Our favorite passage in this story has to be: "As well as being noisy and unsightly, they barely produce enough electricity to power a hairdryer in many houses". Lets take these one at a time.
"Noisy." Compared to what? Lawnmowers? Street traffic? Airliners overhead? Give us some decibel numbers.
"Unsightly." That's a value judgement. Compared to what? The homes they are on? Yard ornaments? Their dogs?
"barely produce enough electricity to power a hairdryer." Yes: people are going to buy a wind turbine to blast a hair dryer all day long!
This writer just looked at the wattage on a newly purchased Revlon brand hairdryer: Rating was 1985W. That's roughly equivalent to twenty, 100-W incandescant bulbs...surely more than a whole residence-worth of what's actually lit at any one time... or to over one hundred forty (14W-rated, 60W incandescant equivalent) compact flourescent bulbs.
Picking a number out of the air for the sake of discussion, let's say the average home turbine, so pictured, runs at 20% of rated output, due to wind variability and whatever. That's still enough juice to power over twenty bright CFL bulbs. We wouldn't want that now, would we? Especially if the UK grid has been prounouced under-powered and getting worse, increasing the likelihood of future brownouts.
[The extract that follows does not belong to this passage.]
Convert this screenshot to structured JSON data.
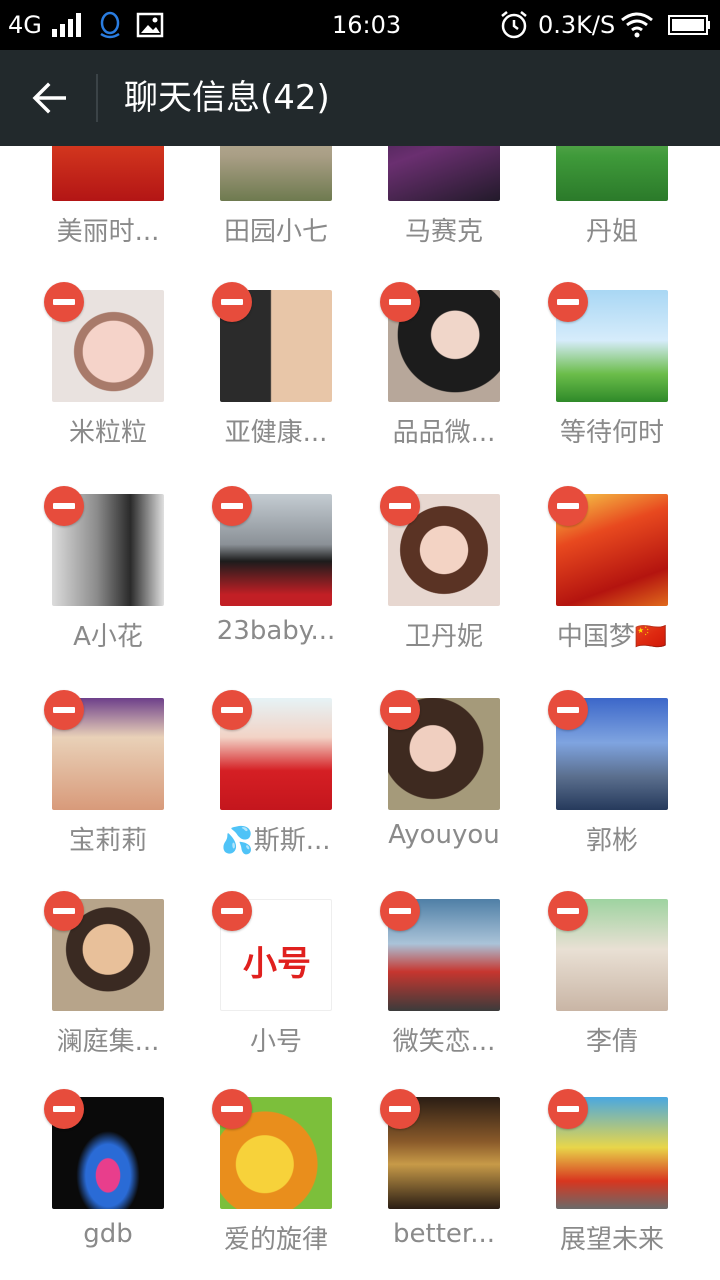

Some prospective benefits seem to have been overlooked in the story. Citizens could donate their Pounds Stirling to a climate lobby, or, better still, invest the same in a properly installed home turbine, to more immediate practical effect, while providing a transparent polling of concerns. A tally of a district's all-in-a-row turbines, as in the photo, would be a good way to for a local politician to figure out what the body politic really feels about climate change and energy security. Quite a savings on political consulting fees could result.
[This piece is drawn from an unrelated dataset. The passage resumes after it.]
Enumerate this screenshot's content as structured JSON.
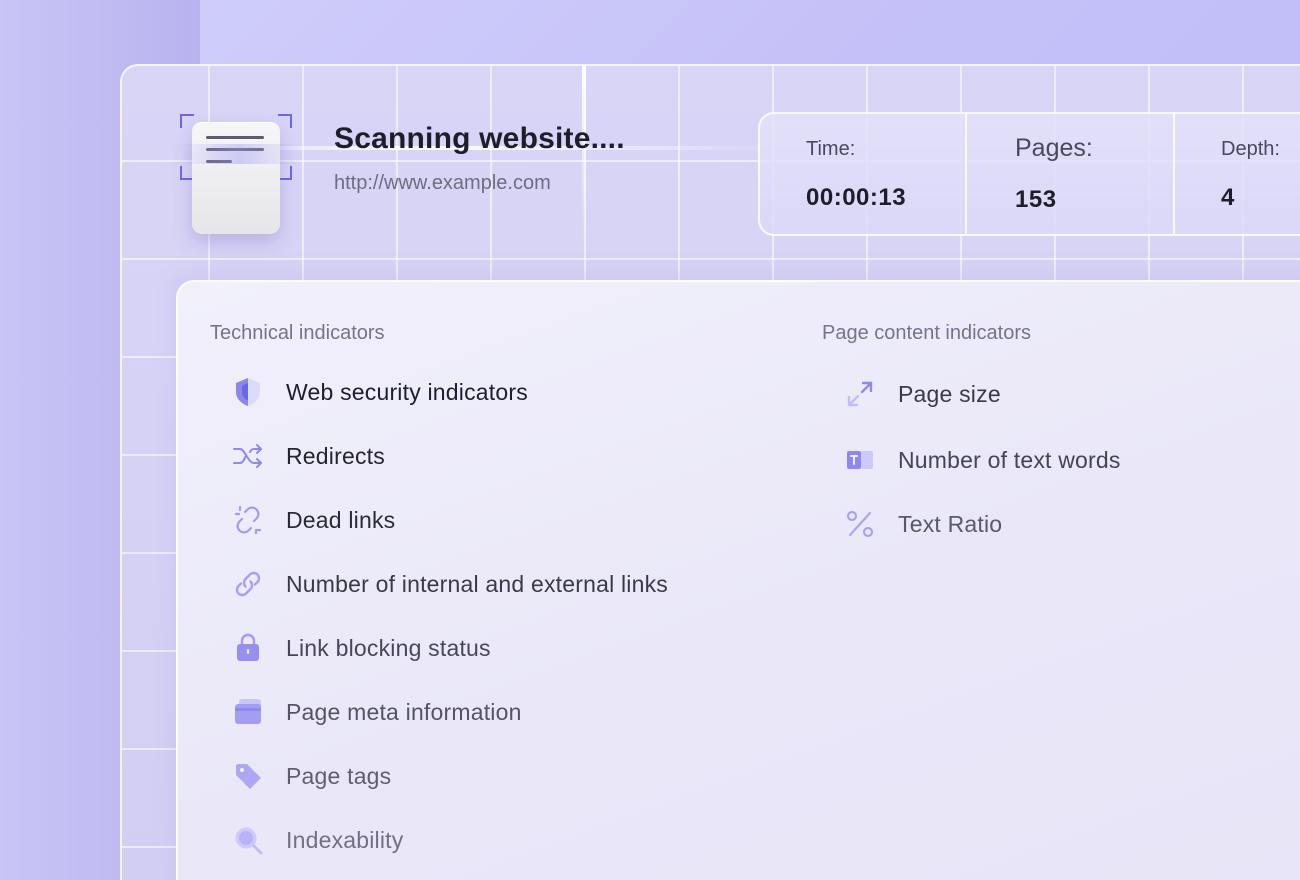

And then there's the prospective carbon credits issue to resolve. Do the savings go to the home owner or the utility?